→ INFORMATION SUPPLIED
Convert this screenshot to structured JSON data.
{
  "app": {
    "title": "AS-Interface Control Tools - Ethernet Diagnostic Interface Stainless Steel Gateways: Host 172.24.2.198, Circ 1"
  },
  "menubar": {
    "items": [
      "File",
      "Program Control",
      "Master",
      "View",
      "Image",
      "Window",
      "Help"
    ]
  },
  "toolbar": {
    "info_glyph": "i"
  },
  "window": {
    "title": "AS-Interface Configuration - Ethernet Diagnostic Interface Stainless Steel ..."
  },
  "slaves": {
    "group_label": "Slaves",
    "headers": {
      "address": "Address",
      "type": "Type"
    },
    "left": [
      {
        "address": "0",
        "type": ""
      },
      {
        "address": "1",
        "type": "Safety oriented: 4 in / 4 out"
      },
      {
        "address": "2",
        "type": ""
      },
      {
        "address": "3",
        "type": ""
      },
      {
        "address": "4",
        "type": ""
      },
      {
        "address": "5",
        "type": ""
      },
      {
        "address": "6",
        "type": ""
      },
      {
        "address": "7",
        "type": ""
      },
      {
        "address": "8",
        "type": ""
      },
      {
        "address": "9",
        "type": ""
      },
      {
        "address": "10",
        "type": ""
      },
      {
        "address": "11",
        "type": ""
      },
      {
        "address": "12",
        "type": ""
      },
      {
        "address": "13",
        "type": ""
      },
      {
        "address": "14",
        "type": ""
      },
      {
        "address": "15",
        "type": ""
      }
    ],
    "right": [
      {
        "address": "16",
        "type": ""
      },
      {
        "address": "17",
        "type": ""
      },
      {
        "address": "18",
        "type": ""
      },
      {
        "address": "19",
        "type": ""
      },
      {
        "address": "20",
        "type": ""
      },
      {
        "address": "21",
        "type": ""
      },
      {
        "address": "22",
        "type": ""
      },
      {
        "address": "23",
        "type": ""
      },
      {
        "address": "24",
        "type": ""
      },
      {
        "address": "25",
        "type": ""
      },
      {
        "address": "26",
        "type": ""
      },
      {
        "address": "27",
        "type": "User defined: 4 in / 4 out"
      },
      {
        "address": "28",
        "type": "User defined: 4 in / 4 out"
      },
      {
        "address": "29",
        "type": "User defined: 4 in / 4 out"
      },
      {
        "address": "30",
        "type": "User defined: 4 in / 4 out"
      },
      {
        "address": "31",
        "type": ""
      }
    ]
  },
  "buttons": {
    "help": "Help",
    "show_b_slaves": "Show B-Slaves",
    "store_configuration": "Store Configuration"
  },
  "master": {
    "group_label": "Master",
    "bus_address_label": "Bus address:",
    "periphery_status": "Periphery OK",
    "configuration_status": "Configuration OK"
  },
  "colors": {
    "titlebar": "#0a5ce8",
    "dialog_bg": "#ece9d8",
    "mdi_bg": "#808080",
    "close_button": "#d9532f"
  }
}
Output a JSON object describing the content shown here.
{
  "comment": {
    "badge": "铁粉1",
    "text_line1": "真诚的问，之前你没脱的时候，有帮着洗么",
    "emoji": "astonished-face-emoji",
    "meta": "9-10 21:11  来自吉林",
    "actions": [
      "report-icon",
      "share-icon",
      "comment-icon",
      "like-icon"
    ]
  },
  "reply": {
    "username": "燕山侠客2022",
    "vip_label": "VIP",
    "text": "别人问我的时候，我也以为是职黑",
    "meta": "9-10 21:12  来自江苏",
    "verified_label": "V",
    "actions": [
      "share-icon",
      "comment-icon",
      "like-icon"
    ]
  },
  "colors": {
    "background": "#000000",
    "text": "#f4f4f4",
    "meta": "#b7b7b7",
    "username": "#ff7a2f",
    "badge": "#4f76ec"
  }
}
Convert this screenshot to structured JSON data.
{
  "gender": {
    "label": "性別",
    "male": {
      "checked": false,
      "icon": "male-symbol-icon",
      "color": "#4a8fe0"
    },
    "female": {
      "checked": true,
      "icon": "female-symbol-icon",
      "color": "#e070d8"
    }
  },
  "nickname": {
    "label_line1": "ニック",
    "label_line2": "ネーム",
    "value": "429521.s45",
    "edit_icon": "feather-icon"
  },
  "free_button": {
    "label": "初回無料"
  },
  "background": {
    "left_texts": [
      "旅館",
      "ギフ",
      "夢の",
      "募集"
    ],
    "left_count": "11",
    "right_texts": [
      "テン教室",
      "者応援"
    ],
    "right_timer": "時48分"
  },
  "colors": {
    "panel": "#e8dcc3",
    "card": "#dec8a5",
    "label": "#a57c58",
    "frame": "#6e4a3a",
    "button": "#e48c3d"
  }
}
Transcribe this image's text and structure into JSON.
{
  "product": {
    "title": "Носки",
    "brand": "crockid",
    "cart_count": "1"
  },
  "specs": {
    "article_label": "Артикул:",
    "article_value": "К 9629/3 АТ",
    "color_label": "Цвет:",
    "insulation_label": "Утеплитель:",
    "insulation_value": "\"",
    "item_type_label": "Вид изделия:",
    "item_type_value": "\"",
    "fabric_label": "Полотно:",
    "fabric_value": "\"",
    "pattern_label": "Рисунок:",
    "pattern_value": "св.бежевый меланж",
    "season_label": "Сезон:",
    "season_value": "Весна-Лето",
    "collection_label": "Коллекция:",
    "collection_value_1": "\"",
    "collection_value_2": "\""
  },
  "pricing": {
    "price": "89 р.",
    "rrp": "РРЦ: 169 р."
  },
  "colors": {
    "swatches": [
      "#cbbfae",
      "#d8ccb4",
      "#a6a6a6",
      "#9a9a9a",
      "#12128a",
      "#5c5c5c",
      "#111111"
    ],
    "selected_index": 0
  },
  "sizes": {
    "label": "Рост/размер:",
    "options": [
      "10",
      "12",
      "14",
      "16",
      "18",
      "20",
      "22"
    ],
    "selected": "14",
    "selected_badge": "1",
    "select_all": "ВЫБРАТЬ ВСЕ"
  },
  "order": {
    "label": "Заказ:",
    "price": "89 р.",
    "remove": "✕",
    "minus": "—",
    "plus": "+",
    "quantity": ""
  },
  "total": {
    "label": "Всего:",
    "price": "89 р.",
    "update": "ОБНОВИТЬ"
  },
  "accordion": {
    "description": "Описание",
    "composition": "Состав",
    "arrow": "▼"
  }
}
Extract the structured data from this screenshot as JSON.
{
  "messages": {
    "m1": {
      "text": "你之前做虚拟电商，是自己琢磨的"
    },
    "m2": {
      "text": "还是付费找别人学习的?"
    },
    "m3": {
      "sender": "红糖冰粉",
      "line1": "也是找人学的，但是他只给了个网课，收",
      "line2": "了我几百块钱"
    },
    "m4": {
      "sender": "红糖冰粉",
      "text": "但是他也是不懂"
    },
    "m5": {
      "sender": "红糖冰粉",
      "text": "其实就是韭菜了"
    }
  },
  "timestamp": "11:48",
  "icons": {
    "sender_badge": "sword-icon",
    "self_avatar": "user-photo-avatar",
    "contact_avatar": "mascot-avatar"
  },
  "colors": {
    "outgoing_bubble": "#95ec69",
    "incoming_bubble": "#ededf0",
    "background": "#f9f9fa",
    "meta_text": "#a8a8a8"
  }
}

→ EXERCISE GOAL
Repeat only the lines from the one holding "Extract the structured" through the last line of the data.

→ EXERCISE RESULT
Extract the structured data from this screenshot as JSON.
{
  "messages": {
    "m1": {
      "text": "你之前做虚拟电商，是自己琢磨的"
    },
    "m2": {
      "text": "还是付费找别人学习的?"
    },
    "m3": {
      "sender": "红糖冰粉",
      "line1": "也是找人学的，但是他只给了个网课，收",
      "line2": "了我几百块钱"
    },
    "m4": {
      "sender": "红糖冰粉",
      "text": "但是他也是不懂"
    },
    "m5": {
      "sender": "红糖冰粉",
      "text": "其实就是韭菜了"
    }
  },
  "timestamp": "11:48",
  "icons": {
    "sender_badge": "sword-icon",
    "self_avatar": "user-photo-avatar",
    "contact_avatar": "mascot-avatar"
  },
  "colors": {
    "outgoing_bubble": "#95ec69",
    "incoming_bubble": "#ededf0",
    "background": "#f9f9fa",
    "meta_text": "#a8a8a8"
  }
}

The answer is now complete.